Provided data –
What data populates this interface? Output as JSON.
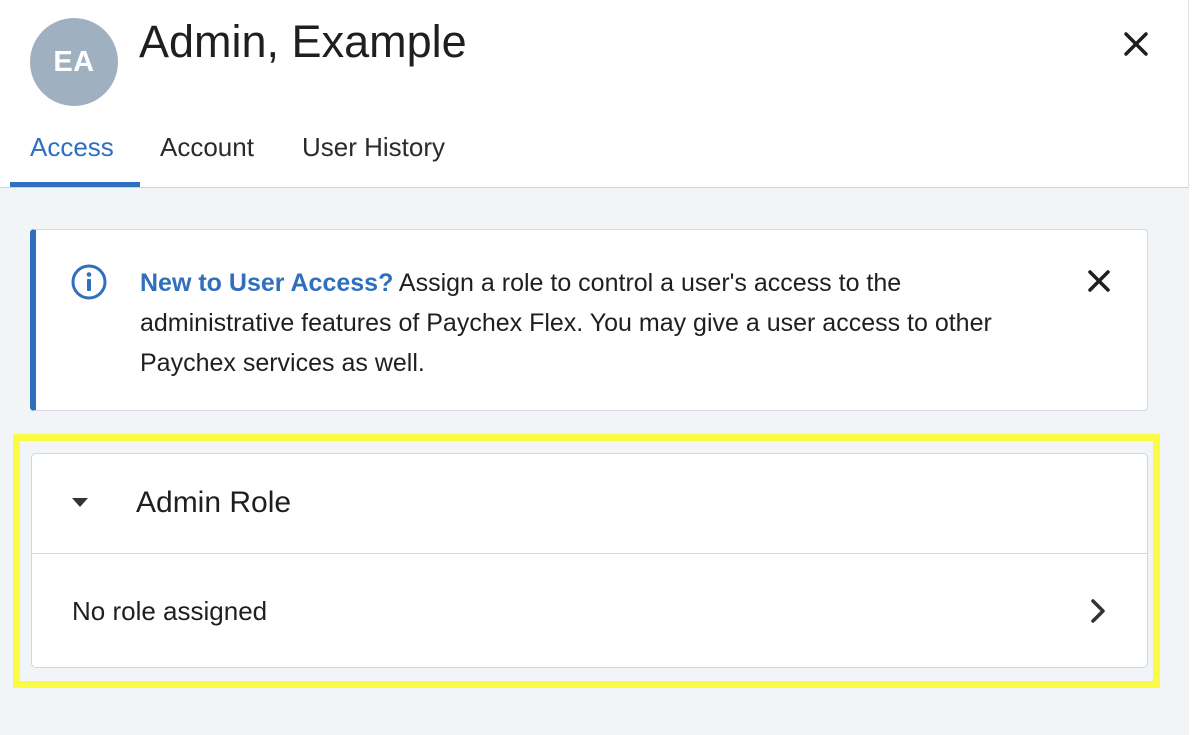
{
  "user": {
    "initials": "EA",
    "name": "Admin, Example"
  },
  "tabs": [
    {
      "label": "Access",
      "active": true
    },
    {
      "label": "Account",
      "active": false
    },
    {
      "label": "User History",
      "active": false
    }
  ],
  "banner": {
    "lead": "New to User Access?",
    "text": " Assign a role to control a user's access to the administrative features of Paychex Flex. You may give a user access to other Paychex services as well.",
    "icon": "info-icon"
  },
  "admin_role": {
    "title": "Admin Role",
    "value": "No role assigned",
    "expanded": true
  },
  "colors": {
    "accent": "#2f6fbd",
    "avatar": "#9fb1c1",
    "highlight": "#fbfb44",
    "body_bg": "#f2f5f8"
  }
}
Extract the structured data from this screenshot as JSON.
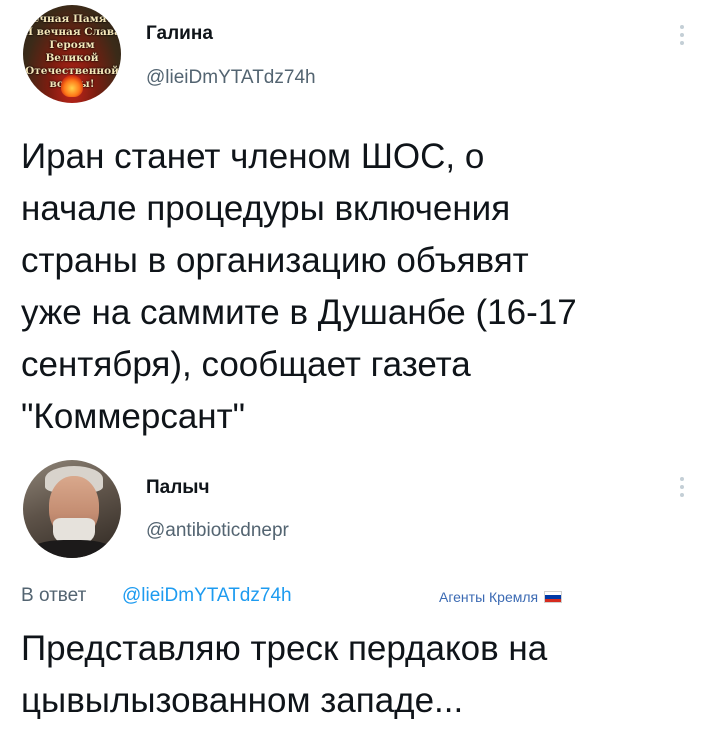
{
  "tweets": [
    {
      "author": {
        "name": "Галина",
        "handle": "@lieiDmYTATdz74h"
      },
      "avatar": {
        "banner_lines": [
          "Вечная Память",
          "И вечная Слава",
          "Героям Великой",
          "Отечественной",
          "войны!"
        ]
      },
      "text": "Иран станет членом ШОС, о\nначале процедуры включения\nстраны в организацию объявят\nуже на саммите в Душанбе (16-17\nсентября), сообщает газета\n\"Коммерсант\""
    },
    {
      "author": {
        "name": "Палыч",
        "handle": "@antibioticdnepr"
      },
      "reply": {
        "prefix": "В ответ",
        "handle": "@lieiDmYTATdz74h"
      },
      "badge": {
        "label": "Агенты Кремля",
        "flag_colors": [
          "#ffffff",
          "#0039a6",
          "#d52b1e"
        ]
      },
      "text": "Представляю треск пердаков на\nцывылызованном западе..."
    }
  ],
  "colors": {
    "text": "#0f1419",
    "secondary": "#536471",
    "link": "#1d9bf0",
    "badge": "#3b6ab3"
  }
}
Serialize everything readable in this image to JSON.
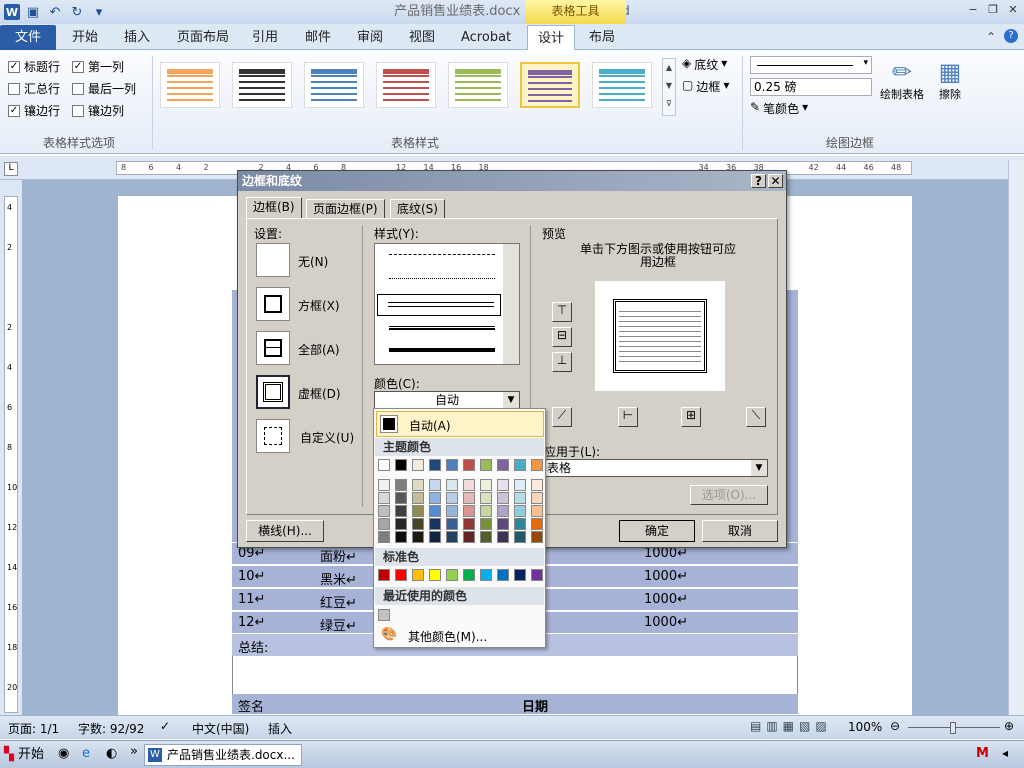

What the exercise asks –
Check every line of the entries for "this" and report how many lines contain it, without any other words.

Result –
3